:: Assigned task ::
Filter these entries down to the lines that hold the word "true", and show each of them.

[Website and app data records]

[Start of Attachment]

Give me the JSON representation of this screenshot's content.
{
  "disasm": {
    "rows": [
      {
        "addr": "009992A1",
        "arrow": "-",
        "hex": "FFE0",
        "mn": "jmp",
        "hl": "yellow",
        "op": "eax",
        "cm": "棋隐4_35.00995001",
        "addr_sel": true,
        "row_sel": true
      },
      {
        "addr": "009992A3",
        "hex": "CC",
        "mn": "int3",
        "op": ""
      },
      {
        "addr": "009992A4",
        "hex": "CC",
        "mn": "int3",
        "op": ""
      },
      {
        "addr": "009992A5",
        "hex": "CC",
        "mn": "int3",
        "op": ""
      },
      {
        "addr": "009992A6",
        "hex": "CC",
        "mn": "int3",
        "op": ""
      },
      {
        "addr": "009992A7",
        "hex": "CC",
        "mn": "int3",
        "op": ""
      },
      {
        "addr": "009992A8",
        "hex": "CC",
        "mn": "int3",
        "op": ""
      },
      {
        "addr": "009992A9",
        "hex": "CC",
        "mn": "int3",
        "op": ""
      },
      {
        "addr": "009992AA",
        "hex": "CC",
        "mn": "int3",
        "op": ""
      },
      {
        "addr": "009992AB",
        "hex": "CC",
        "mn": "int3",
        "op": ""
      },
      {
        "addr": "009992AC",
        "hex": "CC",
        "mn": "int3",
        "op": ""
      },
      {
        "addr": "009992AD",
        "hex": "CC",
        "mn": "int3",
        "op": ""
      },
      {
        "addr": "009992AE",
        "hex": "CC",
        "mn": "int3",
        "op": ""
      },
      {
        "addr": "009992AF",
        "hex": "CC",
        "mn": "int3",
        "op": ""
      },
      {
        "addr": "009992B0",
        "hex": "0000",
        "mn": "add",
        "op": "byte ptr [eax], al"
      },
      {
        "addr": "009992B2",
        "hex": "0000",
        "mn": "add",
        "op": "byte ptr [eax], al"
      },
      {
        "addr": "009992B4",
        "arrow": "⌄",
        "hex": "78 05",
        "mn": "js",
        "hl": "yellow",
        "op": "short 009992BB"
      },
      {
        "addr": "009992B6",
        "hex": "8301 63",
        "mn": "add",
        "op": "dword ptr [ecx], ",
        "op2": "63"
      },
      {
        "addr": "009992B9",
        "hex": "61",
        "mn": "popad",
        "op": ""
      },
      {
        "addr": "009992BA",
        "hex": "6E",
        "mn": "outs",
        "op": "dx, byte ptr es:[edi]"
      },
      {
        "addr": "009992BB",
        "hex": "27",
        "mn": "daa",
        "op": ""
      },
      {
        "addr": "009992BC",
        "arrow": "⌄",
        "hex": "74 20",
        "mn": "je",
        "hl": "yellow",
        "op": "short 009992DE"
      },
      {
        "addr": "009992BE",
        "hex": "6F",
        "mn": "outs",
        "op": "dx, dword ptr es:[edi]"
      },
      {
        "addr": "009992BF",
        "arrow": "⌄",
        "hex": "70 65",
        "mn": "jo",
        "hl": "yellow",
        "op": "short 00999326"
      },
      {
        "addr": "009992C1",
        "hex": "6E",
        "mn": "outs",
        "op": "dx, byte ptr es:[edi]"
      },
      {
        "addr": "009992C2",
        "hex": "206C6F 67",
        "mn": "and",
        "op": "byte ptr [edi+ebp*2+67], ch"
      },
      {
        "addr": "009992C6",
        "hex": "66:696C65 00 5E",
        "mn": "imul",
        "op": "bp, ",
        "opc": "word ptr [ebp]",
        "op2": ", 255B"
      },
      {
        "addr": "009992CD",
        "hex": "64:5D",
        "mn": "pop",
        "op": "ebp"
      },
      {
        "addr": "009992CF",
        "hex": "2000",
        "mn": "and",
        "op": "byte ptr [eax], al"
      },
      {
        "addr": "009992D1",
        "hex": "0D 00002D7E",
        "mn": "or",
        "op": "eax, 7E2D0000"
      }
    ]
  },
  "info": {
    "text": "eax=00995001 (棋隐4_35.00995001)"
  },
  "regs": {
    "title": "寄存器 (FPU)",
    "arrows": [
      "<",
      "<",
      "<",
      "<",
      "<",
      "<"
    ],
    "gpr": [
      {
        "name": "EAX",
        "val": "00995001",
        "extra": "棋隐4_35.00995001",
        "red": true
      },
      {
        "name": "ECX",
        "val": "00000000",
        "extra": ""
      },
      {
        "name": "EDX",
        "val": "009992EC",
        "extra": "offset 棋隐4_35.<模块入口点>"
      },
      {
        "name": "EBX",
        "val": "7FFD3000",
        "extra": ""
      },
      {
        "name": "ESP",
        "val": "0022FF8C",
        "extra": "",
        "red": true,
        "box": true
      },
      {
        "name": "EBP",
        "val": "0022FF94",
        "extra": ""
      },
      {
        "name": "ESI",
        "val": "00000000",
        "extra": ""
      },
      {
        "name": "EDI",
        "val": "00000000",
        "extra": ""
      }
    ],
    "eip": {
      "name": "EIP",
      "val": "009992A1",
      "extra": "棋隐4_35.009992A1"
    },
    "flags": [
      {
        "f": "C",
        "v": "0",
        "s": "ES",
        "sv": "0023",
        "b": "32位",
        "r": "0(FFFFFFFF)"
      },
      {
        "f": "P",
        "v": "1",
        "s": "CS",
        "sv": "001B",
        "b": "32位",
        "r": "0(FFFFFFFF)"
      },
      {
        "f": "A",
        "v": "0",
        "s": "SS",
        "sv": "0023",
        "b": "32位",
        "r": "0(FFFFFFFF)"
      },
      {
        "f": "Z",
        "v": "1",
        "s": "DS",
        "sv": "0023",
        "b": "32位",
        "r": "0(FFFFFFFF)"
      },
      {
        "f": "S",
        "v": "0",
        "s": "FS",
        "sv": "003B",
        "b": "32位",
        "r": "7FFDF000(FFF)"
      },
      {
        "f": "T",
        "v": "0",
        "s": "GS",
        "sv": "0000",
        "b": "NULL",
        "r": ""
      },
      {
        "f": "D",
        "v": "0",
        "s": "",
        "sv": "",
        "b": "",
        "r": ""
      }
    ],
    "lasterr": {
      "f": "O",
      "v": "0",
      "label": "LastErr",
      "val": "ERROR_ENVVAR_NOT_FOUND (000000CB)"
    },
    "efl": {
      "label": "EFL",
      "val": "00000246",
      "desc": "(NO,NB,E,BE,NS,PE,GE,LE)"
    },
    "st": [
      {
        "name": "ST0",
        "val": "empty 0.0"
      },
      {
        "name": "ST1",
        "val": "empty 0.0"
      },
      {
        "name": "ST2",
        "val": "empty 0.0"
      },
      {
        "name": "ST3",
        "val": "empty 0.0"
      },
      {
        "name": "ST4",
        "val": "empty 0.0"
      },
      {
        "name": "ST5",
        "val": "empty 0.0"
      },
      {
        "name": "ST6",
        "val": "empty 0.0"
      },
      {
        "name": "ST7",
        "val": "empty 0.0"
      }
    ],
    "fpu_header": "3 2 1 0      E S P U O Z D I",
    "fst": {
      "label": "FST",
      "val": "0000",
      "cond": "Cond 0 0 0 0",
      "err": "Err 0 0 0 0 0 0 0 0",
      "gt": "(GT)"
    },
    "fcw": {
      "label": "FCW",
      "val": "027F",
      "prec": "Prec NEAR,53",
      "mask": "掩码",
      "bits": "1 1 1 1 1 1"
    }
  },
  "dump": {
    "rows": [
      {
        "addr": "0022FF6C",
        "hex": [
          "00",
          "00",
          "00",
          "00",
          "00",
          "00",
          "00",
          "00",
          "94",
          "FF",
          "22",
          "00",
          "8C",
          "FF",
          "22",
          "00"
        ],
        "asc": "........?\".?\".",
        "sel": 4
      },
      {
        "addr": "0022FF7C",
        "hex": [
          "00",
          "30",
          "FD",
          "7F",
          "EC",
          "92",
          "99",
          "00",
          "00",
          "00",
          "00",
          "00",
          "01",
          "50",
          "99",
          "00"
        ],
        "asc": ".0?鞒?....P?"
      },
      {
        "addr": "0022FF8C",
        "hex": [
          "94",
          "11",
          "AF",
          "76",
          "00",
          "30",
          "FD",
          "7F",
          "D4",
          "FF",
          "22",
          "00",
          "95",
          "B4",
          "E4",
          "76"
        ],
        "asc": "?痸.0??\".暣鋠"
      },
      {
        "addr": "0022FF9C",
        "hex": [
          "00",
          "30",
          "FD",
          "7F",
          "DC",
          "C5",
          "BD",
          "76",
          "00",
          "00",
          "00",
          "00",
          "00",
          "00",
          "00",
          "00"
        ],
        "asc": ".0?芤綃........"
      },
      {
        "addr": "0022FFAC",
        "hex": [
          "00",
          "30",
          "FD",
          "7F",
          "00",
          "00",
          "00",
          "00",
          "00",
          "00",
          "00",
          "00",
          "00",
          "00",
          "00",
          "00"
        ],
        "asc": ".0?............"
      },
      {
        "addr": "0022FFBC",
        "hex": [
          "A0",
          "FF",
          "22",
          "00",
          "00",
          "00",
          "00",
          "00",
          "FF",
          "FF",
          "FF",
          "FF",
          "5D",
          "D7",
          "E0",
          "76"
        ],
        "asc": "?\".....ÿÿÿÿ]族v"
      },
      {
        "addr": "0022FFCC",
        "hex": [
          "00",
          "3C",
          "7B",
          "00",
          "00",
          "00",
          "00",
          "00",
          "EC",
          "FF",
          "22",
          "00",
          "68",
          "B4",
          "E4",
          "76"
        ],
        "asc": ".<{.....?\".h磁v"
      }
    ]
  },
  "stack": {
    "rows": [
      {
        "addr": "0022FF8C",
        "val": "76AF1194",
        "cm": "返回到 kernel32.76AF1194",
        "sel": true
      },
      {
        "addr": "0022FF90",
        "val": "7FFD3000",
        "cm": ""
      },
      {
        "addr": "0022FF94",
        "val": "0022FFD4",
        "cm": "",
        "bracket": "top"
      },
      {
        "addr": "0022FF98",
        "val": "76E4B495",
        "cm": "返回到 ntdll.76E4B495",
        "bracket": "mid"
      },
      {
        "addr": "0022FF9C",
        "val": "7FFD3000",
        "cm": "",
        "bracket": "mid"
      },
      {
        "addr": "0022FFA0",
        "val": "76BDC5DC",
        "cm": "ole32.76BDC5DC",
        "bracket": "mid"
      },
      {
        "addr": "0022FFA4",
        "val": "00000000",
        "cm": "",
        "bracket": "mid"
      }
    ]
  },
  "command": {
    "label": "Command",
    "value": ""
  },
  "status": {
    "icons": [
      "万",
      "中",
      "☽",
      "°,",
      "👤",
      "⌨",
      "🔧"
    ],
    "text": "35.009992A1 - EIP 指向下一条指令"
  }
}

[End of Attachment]

:: Your response ::
        "addr_sel": true,
        "row_sel": true
        "red": true
        "red": true,
        "box": true
        "sel": true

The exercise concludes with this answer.